### Task
Please copy every line with the string "Mexico" from the entries below.

Element data from apps and pages
****************

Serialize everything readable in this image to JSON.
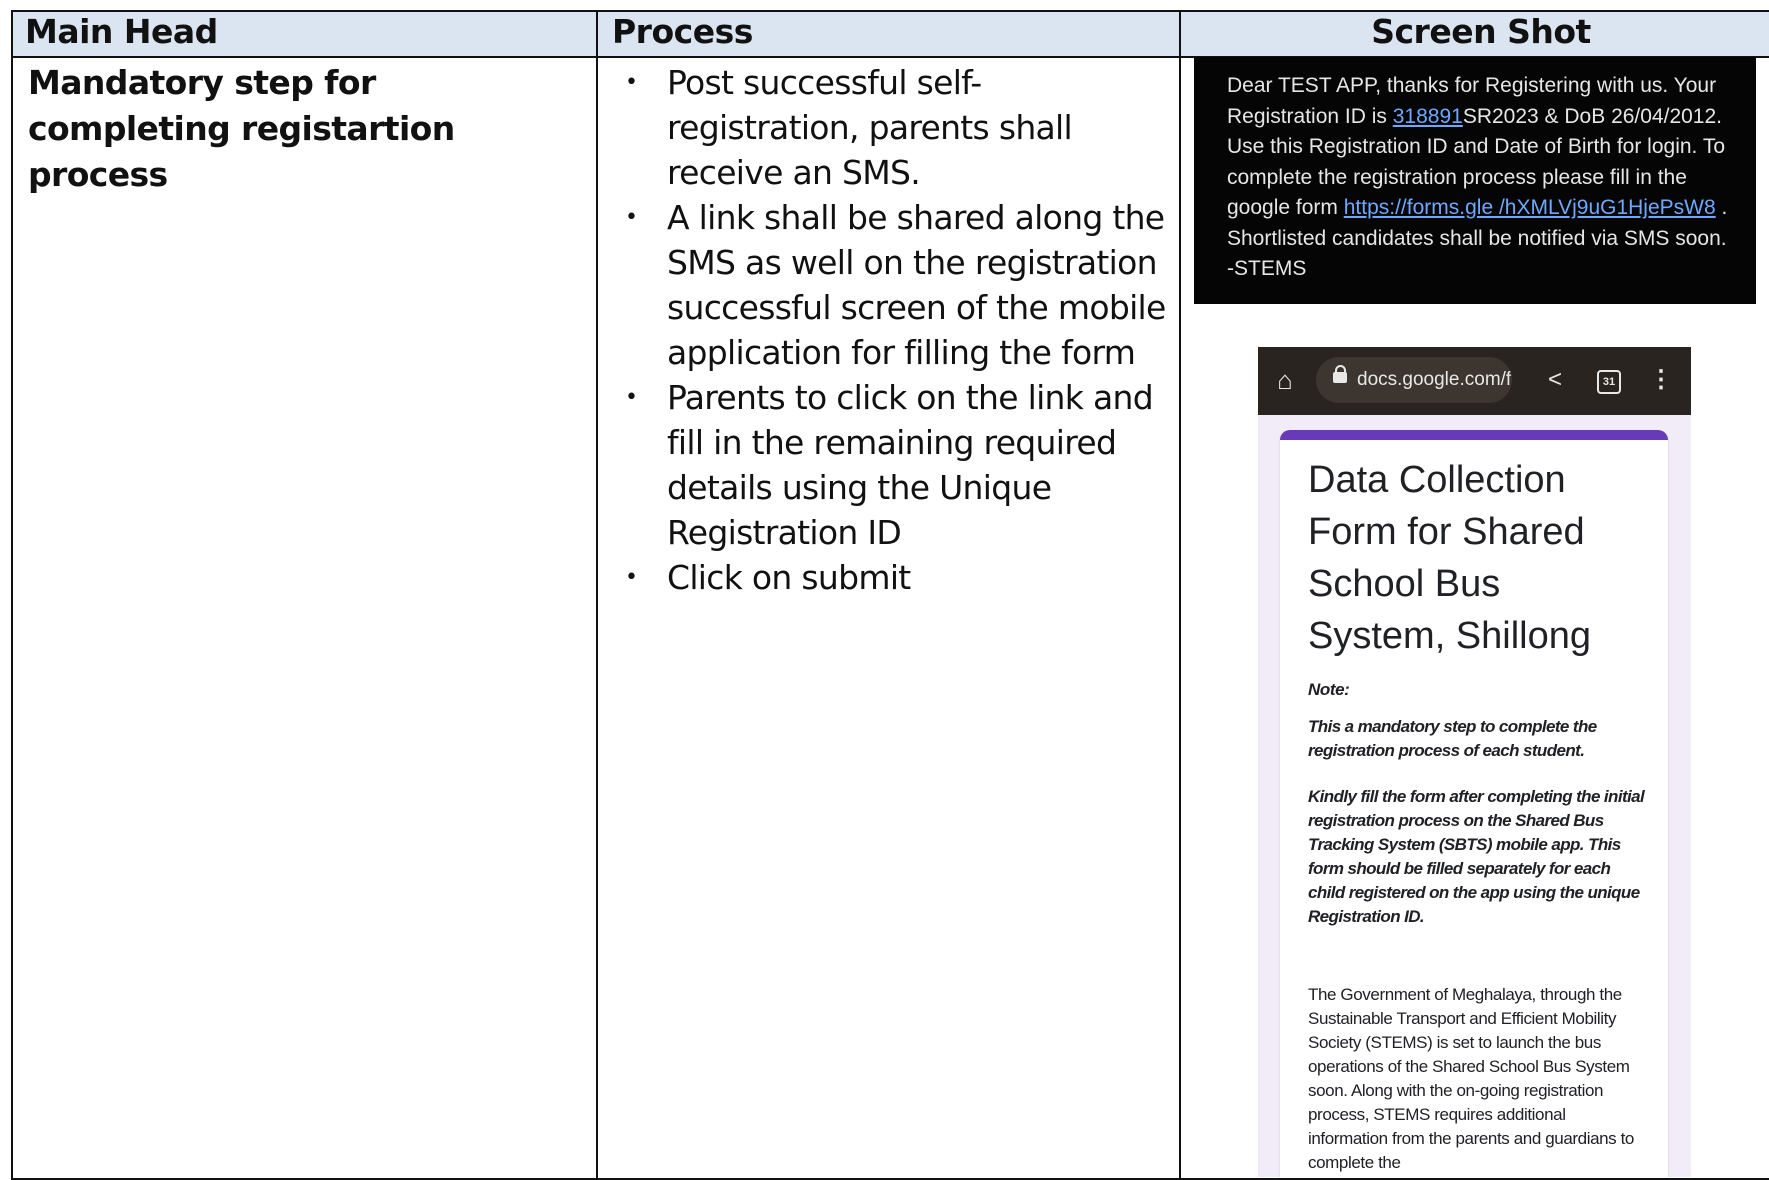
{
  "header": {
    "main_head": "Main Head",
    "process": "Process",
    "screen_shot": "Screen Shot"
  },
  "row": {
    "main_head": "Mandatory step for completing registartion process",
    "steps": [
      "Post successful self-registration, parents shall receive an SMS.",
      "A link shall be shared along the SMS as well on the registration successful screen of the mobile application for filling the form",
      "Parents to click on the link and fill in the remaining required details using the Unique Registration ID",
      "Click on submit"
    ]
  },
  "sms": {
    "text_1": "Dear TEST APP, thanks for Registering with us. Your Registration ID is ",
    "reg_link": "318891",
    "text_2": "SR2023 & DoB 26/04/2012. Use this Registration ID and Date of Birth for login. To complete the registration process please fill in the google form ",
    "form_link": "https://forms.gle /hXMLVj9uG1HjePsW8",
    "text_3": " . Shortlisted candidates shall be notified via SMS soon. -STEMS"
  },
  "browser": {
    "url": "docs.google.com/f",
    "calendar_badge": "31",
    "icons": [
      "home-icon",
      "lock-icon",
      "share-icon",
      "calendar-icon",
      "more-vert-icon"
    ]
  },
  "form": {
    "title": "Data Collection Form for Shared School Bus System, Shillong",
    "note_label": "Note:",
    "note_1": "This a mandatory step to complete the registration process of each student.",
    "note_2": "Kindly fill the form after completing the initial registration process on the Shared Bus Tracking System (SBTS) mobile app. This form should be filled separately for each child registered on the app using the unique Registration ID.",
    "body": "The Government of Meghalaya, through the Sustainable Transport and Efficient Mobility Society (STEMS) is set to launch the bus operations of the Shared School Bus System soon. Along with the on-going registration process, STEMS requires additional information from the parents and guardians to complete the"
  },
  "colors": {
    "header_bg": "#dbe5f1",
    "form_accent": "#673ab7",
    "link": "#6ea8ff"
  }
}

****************

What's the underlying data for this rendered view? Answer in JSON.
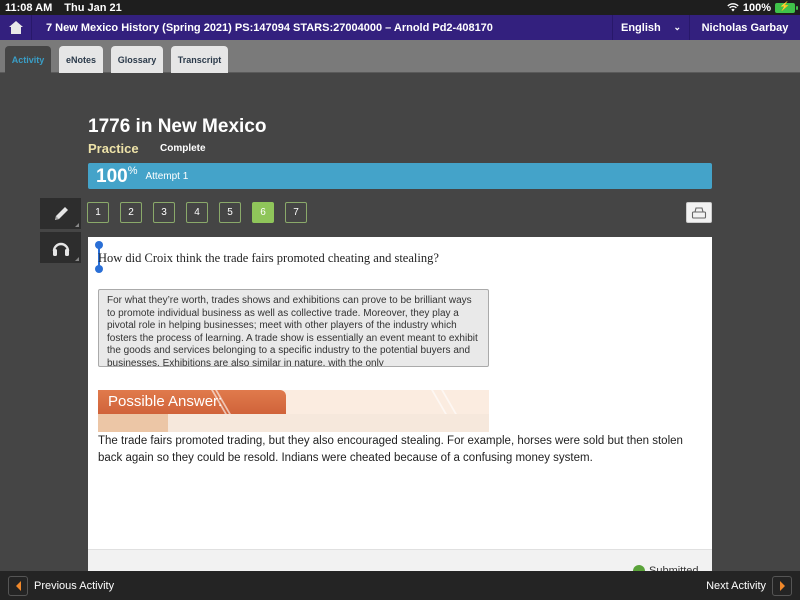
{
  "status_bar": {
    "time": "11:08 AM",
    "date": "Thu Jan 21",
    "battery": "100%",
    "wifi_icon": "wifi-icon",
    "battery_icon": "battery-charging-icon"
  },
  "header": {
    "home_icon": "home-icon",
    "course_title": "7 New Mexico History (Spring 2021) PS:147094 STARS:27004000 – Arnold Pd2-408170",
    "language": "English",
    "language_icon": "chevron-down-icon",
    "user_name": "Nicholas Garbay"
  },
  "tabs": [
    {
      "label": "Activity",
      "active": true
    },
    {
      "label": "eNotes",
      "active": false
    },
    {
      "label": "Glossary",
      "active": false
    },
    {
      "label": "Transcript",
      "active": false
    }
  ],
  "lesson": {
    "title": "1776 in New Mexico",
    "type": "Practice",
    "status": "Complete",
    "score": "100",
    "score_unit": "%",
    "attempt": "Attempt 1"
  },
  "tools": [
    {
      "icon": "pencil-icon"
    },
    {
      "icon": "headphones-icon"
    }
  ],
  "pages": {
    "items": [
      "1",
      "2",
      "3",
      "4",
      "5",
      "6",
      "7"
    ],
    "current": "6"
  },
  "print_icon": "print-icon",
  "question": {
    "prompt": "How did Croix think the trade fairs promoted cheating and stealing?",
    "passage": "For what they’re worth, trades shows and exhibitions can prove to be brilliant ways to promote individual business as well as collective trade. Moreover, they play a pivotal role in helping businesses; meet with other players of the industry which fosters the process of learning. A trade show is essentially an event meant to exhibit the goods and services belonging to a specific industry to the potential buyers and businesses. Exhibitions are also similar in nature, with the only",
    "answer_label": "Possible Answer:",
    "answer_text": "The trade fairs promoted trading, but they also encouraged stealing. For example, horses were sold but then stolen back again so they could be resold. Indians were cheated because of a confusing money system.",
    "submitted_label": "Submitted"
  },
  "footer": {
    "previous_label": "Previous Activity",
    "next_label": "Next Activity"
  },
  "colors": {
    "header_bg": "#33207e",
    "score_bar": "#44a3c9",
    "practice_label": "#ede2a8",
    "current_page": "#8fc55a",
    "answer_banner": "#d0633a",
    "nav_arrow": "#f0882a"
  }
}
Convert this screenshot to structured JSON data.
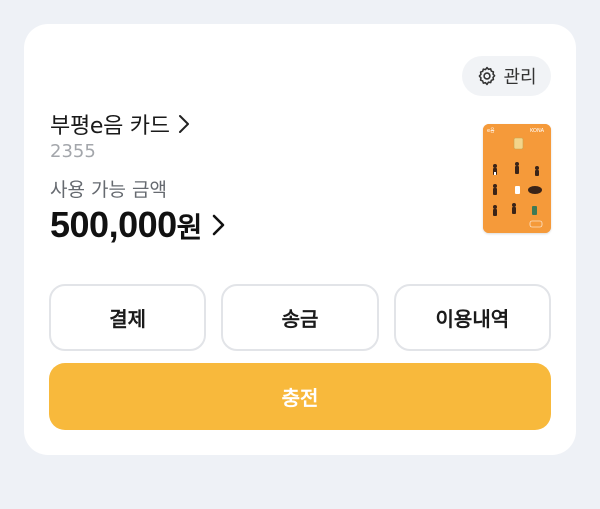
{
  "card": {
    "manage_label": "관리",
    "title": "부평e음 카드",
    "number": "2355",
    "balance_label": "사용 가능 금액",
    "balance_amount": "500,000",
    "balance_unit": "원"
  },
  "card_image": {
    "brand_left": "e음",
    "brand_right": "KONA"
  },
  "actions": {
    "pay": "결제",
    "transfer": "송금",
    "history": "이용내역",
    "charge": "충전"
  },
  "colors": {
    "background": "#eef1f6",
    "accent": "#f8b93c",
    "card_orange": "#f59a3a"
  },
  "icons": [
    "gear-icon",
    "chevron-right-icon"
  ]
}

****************

### Response box
    "course_title": "7 New Mexico History (Spring 2021) PS:147094 STARS:27004000 – Arnold Pd2-408170",
    "title": "1776 in New Mexico",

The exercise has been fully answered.